University of Pittsburgh
October 13, 2004

Pitt Professor to Be Named Distinguished Daughter Of Pennsylvania

Toni Carbo will be honored by Governor, First Lady in ceremony
Contact:  412-624-4147

PITTSBURGH—Toni Carbo, professor of information sciences and public and international affairs at the University of Pittsburgh, will be honored as a Distinguished Daughter of Pennsylvania by Governor Edward G. Rendell and Judge Marjorie O. Rendell, First Lady of the Commonwealth, in a ceremony at the Governor's Residence in Harrisburg.

Carbo's achievements, and those of this year's six other honorees, will be highlighted at the Distinguished Daughters of Pennsylvania's 57th Annual Presentation Luncheon Oct. 20. Carbo was nominated for the honor by the Women's Association of the University of Pittsburgh.

"The Governor and I are pleased to host these distinguished women and commend them for their leadership and contribution to the Commonwealth," said Judge Rendell. "These seven women are committed to issues of importance in Pennsylvania, and their accomplishments and awareness will shape the future of our state."

Carbo was dean of Pitt's School of Information Sciences from 1986 to 2002. She has served as executive director of the U.S. National Commission on Libraries and Information Sciences during the Reagan Administration, as executive director of the National Federation of Abstracting and Indexing Services in Philadelphia, as a consultant to the Institution of Electrical Engineers in London, England, and in several other positions in the library and information sciences field. She was also a Madison Council Fellow in Library and Information Science of the Library of Congress.

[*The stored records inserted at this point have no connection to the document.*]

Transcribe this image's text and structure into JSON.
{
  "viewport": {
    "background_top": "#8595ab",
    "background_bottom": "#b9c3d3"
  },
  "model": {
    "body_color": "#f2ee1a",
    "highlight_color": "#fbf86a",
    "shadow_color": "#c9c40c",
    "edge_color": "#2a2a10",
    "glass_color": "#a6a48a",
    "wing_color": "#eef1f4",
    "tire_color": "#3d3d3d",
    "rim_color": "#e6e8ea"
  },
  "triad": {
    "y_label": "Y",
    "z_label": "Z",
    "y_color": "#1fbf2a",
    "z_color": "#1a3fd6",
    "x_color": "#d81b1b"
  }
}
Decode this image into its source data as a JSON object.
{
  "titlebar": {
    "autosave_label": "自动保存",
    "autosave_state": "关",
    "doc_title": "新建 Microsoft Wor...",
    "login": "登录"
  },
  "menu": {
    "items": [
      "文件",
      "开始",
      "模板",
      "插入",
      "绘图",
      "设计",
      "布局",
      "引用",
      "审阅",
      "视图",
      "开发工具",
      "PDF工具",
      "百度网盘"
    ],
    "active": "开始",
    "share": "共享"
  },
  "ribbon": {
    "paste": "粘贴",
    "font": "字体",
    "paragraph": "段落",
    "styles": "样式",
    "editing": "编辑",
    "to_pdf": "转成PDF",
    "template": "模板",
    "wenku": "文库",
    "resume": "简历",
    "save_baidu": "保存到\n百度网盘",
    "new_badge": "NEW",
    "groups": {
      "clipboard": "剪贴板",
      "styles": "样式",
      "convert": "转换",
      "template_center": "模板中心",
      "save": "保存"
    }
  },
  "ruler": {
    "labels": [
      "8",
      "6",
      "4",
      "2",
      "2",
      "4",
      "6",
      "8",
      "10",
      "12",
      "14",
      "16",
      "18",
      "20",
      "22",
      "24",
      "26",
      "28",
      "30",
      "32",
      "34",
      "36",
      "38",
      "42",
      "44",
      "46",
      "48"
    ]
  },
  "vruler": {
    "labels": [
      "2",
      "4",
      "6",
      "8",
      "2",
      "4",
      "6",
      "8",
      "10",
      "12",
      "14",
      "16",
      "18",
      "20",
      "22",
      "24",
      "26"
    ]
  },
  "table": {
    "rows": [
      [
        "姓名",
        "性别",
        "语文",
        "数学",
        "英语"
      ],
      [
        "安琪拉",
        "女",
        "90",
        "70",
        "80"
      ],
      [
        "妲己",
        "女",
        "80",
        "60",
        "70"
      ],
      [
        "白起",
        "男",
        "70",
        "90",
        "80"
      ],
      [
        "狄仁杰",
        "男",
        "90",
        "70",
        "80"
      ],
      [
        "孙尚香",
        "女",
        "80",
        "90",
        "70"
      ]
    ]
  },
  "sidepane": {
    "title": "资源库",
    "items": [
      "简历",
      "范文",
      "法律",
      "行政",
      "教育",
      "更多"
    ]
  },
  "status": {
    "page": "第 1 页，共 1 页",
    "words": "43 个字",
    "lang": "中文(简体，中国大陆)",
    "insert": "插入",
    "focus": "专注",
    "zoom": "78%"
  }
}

Carbo has served on the jury of the Heinz Awards for Technology, Economy, and Employment, and is currently on the boards of Three Rivers Connect and of the Center for Democracy and Technology. She was appointed by the Clinton Administration to the U.S. National Information Infrastructure Advisory Committee. She is on the American Library Association Honor Roll and has received the Distinguished Service Award from the Pennsylvania Library Association and the 100

Most Distinguished Alumni Award from Drexel University, where she earned the master's degree in library and information science and the Ph.D. degree in management of information resources. Her undergraduate degree in English literature is from Brown University, and she is a fellow of several organizations.

To be considered for Distinguished Daughter selection, women must be nominated by organizations within the Commonwealth for accomplishments of statewide or national importance. The Distinguished Daughters are honored with medals and citations at the Governor's Residence. This year, the First Lady, herself a Distinguished Daughter in 1999, will present the awards. Joanne W. Boyle, president of the Distinguished Daughters of Pennsylvania, will preside over two days of activities in Harrisburg.

In 1948, Governor John H. Duff was approached by a group of influential women suggesting that outstanding women throughout Pennsylvania be recognized for their leadership and contributions to the state. Plans were soon undertaken to honor those Pennsylvania women who have given distinguished service through their professional careers and/or volunteer service. The Commonwealth began honoring these women as Distinguished Daughters of Pennsylvania in 1949. To date, 410 women have been so honored.